▸ **Task details**: Go through the records and extract every line with the word "Unit".

Start of Entries shown

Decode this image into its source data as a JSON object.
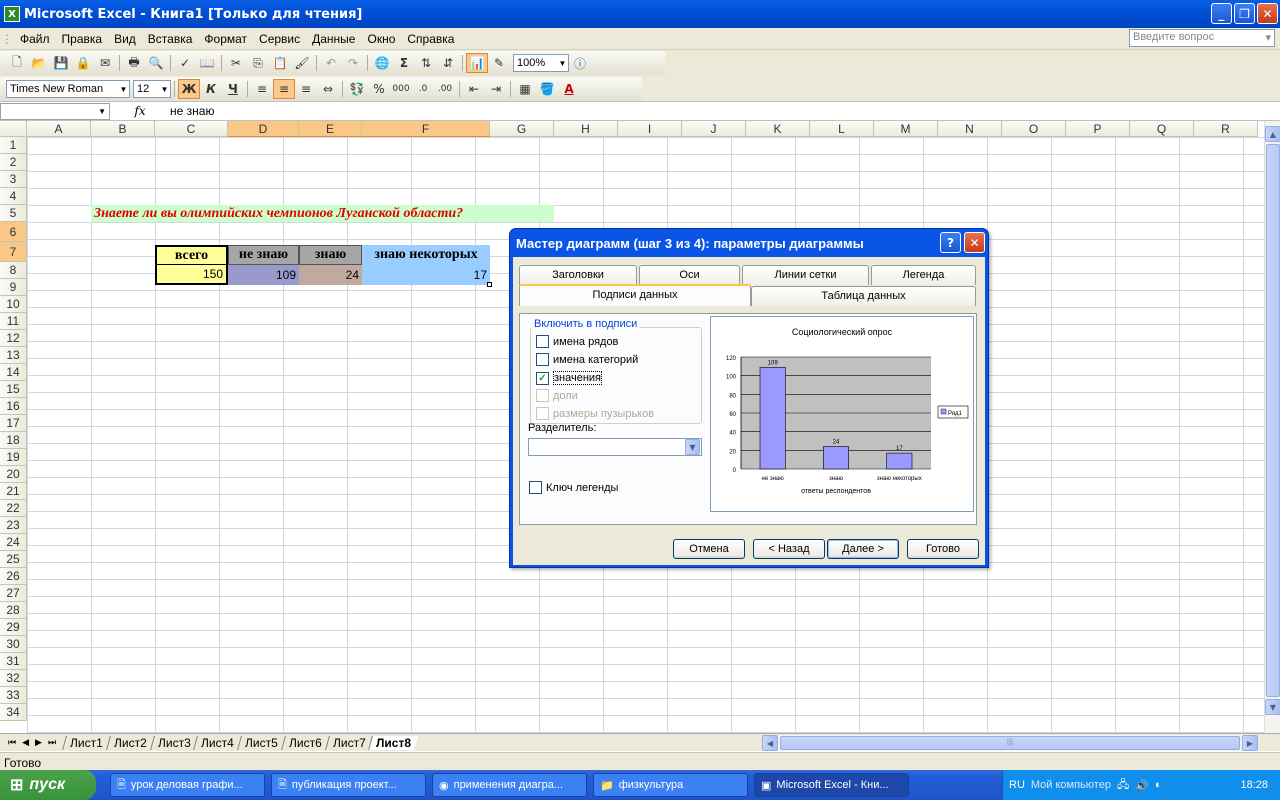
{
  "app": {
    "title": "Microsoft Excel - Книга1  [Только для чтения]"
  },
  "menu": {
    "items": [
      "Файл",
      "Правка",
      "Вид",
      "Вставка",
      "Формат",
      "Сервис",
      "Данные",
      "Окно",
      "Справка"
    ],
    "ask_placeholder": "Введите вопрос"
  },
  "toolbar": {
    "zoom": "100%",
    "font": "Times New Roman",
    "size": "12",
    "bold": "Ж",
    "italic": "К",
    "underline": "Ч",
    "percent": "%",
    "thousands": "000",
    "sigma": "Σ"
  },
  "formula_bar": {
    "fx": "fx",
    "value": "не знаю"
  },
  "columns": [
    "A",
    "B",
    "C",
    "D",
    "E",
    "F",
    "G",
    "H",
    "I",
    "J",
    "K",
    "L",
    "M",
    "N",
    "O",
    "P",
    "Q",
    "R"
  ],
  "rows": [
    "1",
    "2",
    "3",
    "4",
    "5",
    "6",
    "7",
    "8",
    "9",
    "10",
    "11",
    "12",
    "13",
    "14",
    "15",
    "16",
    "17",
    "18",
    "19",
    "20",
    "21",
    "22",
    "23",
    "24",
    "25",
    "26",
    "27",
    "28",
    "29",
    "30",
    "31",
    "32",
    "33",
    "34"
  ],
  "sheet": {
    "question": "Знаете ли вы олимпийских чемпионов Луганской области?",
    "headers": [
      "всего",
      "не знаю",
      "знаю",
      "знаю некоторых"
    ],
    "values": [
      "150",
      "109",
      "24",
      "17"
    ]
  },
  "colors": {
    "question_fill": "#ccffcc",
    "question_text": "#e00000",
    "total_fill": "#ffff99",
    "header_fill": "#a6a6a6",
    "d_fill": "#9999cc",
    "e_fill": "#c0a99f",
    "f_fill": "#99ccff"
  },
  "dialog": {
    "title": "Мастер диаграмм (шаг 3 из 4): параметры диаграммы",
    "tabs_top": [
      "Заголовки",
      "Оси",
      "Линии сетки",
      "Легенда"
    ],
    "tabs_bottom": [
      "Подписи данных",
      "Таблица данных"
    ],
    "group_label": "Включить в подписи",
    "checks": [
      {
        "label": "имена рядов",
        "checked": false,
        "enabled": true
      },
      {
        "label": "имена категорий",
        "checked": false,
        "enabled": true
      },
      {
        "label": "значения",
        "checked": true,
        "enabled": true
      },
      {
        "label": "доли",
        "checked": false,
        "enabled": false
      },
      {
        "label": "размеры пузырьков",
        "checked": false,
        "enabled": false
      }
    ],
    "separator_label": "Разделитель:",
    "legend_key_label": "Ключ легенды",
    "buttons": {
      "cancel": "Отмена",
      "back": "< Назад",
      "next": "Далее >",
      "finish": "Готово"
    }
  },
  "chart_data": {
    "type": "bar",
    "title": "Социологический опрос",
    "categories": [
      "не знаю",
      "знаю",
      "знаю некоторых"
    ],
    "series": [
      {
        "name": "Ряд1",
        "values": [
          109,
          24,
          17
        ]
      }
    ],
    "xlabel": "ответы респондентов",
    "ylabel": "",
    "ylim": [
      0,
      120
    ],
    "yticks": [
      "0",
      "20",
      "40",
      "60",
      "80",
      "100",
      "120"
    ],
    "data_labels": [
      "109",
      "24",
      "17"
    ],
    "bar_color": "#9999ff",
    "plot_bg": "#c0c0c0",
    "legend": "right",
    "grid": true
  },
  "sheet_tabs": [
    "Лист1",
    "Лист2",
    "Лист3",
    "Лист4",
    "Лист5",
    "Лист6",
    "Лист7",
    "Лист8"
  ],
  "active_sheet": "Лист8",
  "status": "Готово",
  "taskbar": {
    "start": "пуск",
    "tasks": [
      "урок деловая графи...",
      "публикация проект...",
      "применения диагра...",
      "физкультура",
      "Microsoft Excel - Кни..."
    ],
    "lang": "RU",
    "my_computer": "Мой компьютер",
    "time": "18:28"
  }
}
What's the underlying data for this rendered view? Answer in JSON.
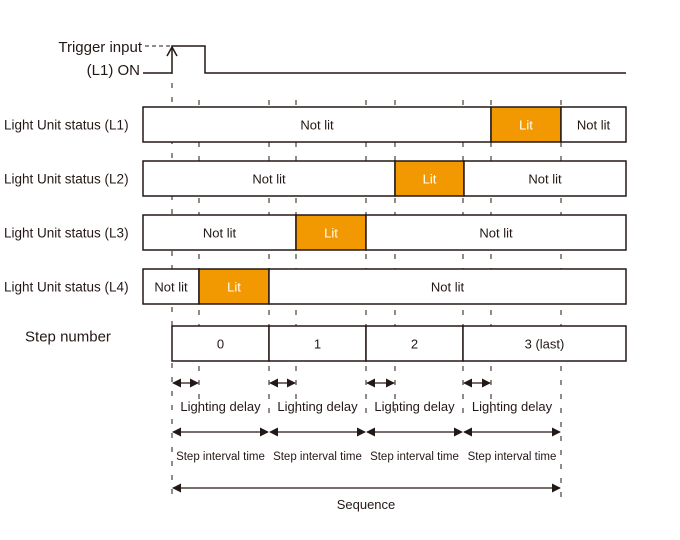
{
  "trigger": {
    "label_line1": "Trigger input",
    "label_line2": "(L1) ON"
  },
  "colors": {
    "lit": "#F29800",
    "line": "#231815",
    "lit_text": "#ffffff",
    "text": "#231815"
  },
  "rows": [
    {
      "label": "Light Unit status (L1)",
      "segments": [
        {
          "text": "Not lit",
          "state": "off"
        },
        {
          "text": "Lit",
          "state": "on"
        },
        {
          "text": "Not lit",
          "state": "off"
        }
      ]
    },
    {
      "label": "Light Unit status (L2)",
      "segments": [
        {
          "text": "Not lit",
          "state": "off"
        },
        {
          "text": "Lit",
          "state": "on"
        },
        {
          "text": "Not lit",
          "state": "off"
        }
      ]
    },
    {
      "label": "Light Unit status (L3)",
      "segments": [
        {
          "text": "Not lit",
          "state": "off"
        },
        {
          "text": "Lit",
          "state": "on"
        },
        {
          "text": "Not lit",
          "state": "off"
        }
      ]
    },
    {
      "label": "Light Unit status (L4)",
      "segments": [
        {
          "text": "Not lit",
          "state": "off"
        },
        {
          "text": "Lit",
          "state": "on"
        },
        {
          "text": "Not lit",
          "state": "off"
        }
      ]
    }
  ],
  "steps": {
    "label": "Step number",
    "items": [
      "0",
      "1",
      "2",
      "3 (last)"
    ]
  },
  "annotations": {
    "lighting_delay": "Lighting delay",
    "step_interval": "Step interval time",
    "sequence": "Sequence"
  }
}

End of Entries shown

▸ **Written solution**:
      "label": "Light Unit status (L1)",
      "label": "Light Unit status (L2)",
      "label": "Light Unit status (L3)",
      "label": "Light Unit status (L4)",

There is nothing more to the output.